Provided records Block Start
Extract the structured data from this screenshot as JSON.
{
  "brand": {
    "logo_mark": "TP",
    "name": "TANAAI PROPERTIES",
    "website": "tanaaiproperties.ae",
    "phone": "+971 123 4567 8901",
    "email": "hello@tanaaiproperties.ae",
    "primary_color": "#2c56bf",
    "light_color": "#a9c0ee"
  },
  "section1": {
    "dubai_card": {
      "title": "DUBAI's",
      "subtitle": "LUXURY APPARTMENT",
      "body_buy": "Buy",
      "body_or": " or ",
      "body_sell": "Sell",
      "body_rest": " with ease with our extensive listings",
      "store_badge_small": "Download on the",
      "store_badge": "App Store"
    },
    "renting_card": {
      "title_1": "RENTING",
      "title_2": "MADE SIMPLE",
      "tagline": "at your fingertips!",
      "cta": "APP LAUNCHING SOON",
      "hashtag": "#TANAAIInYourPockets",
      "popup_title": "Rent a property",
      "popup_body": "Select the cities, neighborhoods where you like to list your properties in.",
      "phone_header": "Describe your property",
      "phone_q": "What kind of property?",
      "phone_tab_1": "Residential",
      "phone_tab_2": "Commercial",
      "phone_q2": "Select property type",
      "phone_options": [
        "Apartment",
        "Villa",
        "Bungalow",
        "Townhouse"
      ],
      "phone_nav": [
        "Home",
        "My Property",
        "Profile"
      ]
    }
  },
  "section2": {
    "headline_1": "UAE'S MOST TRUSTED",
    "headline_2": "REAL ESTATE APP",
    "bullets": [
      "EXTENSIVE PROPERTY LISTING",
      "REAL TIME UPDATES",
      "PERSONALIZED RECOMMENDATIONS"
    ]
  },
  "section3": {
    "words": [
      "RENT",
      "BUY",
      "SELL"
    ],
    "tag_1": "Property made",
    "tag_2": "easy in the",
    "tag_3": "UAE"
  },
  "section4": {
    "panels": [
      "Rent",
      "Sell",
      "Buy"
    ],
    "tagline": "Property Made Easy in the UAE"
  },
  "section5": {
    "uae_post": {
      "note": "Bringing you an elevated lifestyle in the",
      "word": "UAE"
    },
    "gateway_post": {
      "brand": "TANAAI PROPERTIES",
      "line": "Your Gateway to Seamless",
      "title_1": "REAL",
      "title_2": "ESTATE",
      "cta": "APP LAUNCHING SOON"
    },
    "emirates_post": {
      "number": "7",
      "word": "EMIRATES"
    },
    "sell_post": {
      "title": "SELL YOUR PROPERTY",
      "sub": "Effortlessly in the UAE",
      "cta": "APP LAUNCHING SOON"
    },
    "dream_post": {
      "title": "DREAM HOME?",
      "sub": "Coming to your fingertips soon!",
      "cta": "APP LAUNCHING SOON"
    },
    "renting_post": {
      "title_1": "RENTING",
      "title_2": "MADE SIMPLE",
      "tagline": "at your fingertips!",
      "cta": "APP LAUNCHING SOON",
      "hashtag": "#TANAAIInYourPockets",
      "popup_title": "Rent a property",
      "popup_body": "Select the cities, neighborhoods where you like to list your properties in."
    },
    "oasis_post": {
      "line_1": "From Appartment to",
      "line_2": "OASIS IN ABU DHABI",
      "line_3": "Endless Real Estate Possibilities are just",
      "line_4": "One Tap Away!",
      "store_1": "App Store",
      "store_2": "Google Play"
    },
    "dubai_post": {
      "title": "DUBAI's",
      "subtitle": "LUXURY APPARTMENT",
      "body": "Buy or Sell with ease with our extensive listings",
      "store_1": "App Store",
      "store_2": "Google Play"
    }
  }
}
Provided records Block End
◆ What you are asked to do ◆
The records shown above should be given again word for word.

◆ Answer to the exercise ◆
Extract the structured data from this screenshot as JSON.
{
  "brand": {
    "logo_mark": "TP",
    "name": "TANAAI PROPERTIES",
    "website": "tanaaiproperties.ae",
    "phone": "+971 123 4567 8901",
    "email": "hello@tanaaiproperties.ae",
    "primary_color": "#2c56bf",
    "light_color": "#a9c0ee"
  },
  "section1": {
    "dubai_card": {
      "title": "DUBAI's",
      "subtitle": "LUXURY APPARTMENT",
      "body_buy": "Buy",
      "body_or": " or ",
      "body_sell": "Sell",
      "body_rest": " with ease with our extensive listings",
      "store_badge_small": "Download on the",
      "store_badge": "App Store"
    },
    "renting_card": {
      "title_1": "RENTING",
      "title_2": "MADE SIMPLE",
      "tagline": "at your fingertips!",
      "cta": "APP LAUNCHING SOON",
      "hashtag": "#TANAAIInYourPockets",
      "popup_title": "Rent a property",
      "popup_body": "Select the cities, neighborhoods where you like to list your properties in.",
      "phone_header": "Describe your property",
      "phone_q": "What kind of property?",
      "phone_tab_1": "Residential",
      "phone_tab_2": "Commercial",
      "phone_q2": "Select property type",
      "phone_options": [
        "Apartment",
        "Villa",
        "Bungalow",
        "Townhouse"
      ],
      "phone_nav": [
        "Home",
        "My Property",
        "Profile"
      ]
    }
  },
  "section2": {
    "headline_1": "UAE'S MOST TRUSTED",
    "headline_2": "REAL ESTATE APP",
    "bullets": [
      "EXTENSIVE PROPERTY LISTING",
      "REAL TIME UPDATES",
      "PERSONALIZED RECOMMENDATIONS"
    ]
  },
  "section3": {
    "words": [
      "RENT",
      "BUY",
      "SELL"
    ],
    "tag_1": "Property made",
    "tag_2": "easy in the",
    "tag_3": "UAE"
  },
  "section4": {
    "panels": [
      "Rent",
      "Sell",
      "Buy"
    ],
    "tagline": "Property Made Easy in the UAE"
  },
  "section5": {
    "uae_post": {
      "note": "Bringing you an elevated lifestyle in the",
      "word": "UAE"
    },
    "gateway_post": {
      "brand": "TANAAI PROPERTIES",
      "line": "Your Gateway to Seamless",
      "title_1": "REAL",
      "title_2": "ESTATE",
      "cta": "APP LAUNCHING SOON"
    },
    "emirates_post": {
      "number": "7",
      "word": "EMIRATES"
    },
    "sell_post": {
      "title": "SELL YOUR PROPERTY",
      "sub": "Effortlessly in the UAE",
      "cta": "APP LAUNCHING SOON"
    },
    "dream_post": {
      "title": "DREAM HOME?",
      "sub": "Coming to your fingertips soon!",
      "cta": "APP LAUNCHING SOON"
    },
    "renting_post": {
      "title_1": "RENTING",
      "title_2": "MADE SIMPLE",
      "tagline": "at your fingertips!",
      "cta": "APP LAUNCHING SOON",
      "hashtag": "#TANAAIInYourPockets",
      "popup_title": "Rent a property",
      "popup_body": "Select the cities, neighborhoods where you like to list your properties in."
    },
    "oasis_post": {
      "line_1": "From Appartment to",
      "line_2": "OASIS IN ABU DHABI",
      "line_3": "Endless Real Estate Possibilities are just",
      "line_4": "One Tap Away!",
      "store_1": "App Store",
      "store_2": "Google Play"
    },
    "dubai_post": {
      "title": "DUBAI's",
      "subtitle": "LUXURY APPARTMENT",
      "body": "Buy or Sell with ease with our extensive listings",
      "store_1": "App Store",
      "store_2": "Google Play"
    }
  }
}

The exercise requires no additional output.